## Task goal
Please return every line from the entries that has the string "Export" in it.

## Extracted records
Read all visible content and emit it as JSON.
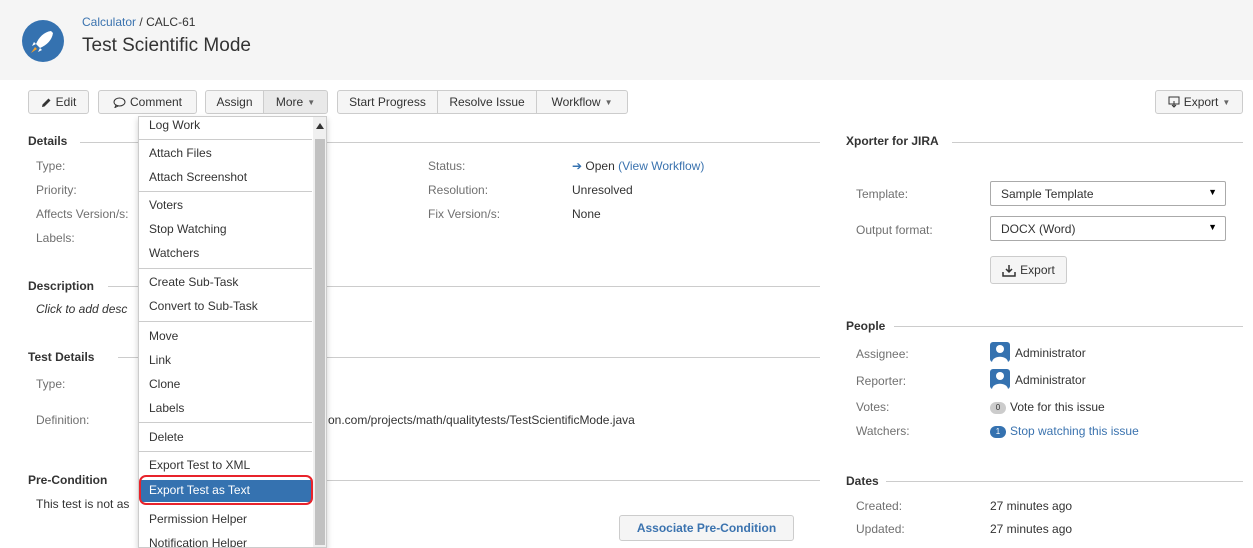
{
  "breadcrumb": {
    "project": "Calculator",
    "separator": "/",
    "issue_key": "CALC-61"
  },
  "issue": {
    "title": "Test Scientific Mode"
  },
  "toolbar": {
    "edit": "Edit",
    "comment": "Comment",
    "assign": "Assign",
    "more": "More",
    "start_progress": "Start Progress",
    "resolve": "Resolve Issue",
    "workflow": "Workflow",
    "export": "Export"
  },
  "details": {
    "heading": "Details",
    "type_label": "Type:",
    "priority_label": "Priority:",
    "affects_label": "Affects Version/s:",
    "labels_label": "Labels:",
    "status_label": "Status:",
    "status_value": "Open",
    "view_workflow": "(View Workflow)",
    "resolution_label": "Resolution:",
    "resolution_value": "Unresolved",
    "fix_label": "Fix Version/s:",
    "fix_value": "None"
  },
  "description": {
    "heading": "Description",
    "placeholder": "Click to add desc"
  },
  "test_details": {
    "heading": "Test Details",
    "type_label": "Type:",
    "definition_label": "Definition:",
    "definition_value": "on.com/projects/math/qualitytests/TestScientificMode.java"
  },
  "precondition": {
    "heading": "Pre-Condition",
    "text": "This test is not as",
    "associate_button": "Associate Pre-Condition"
  },
  "menu": {
    "items": [
      "Log Work",
      "Attach Files",
      "Attach Screenshot",
      "Voters",
      "Stop Watching",
      "Watchers",
      "Create Sub-Task",
      "Convert to Sub-Task",
      "Move",
      "Link",
      "Clone",
      "Labels",
      "Delete",
      "Export Test to XML",
      "Export Test as Text",
      "Permission Helper",
      "Notification Helper"
    ],
    "highlighted": "Export Test as Text"
  },
  "xporter": {
    "heading": "Xporter for JIRA",
    "template_label": "Template:",
    "template_value": "Sample Template",
    "format_label": "Output format:",
    "format_value": "DOCX (Word)",
    "export_button": "Export"
  },
  "people": {
    "heading": "People",
    "assignee_label": "Assignee:",
    "assignee": "Administrator",
    "reporter_label": "Reporter:",
    "reporter": "Administrator",
    "votes_label": "Votes:",
    "votes_count": "0",
    "votes_link": "Vote for this issue",
    "watchers_label": "Watchers:",
    "watchers_count": "1",
    "watchers_link": "Stop watching this issue"
  },
  "dates": {
    "heading": "Dates",
    "created_label": "Created:",
    "created": "27 minutes ago",
    "updated_label": "Updated:",
    "updated": "27 minutes ago"
  },
  "colors": {
    "accent": "#3572b0",
    "link": "#3b73af",
    "highlight_ring": "#e8232b"
  }
}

## Output of the task
    "export": "Export"
      "Export Test to XML",
      "Export Test as Text",
    "highlighted": "Export Test as Text"
    "export_button": "Export"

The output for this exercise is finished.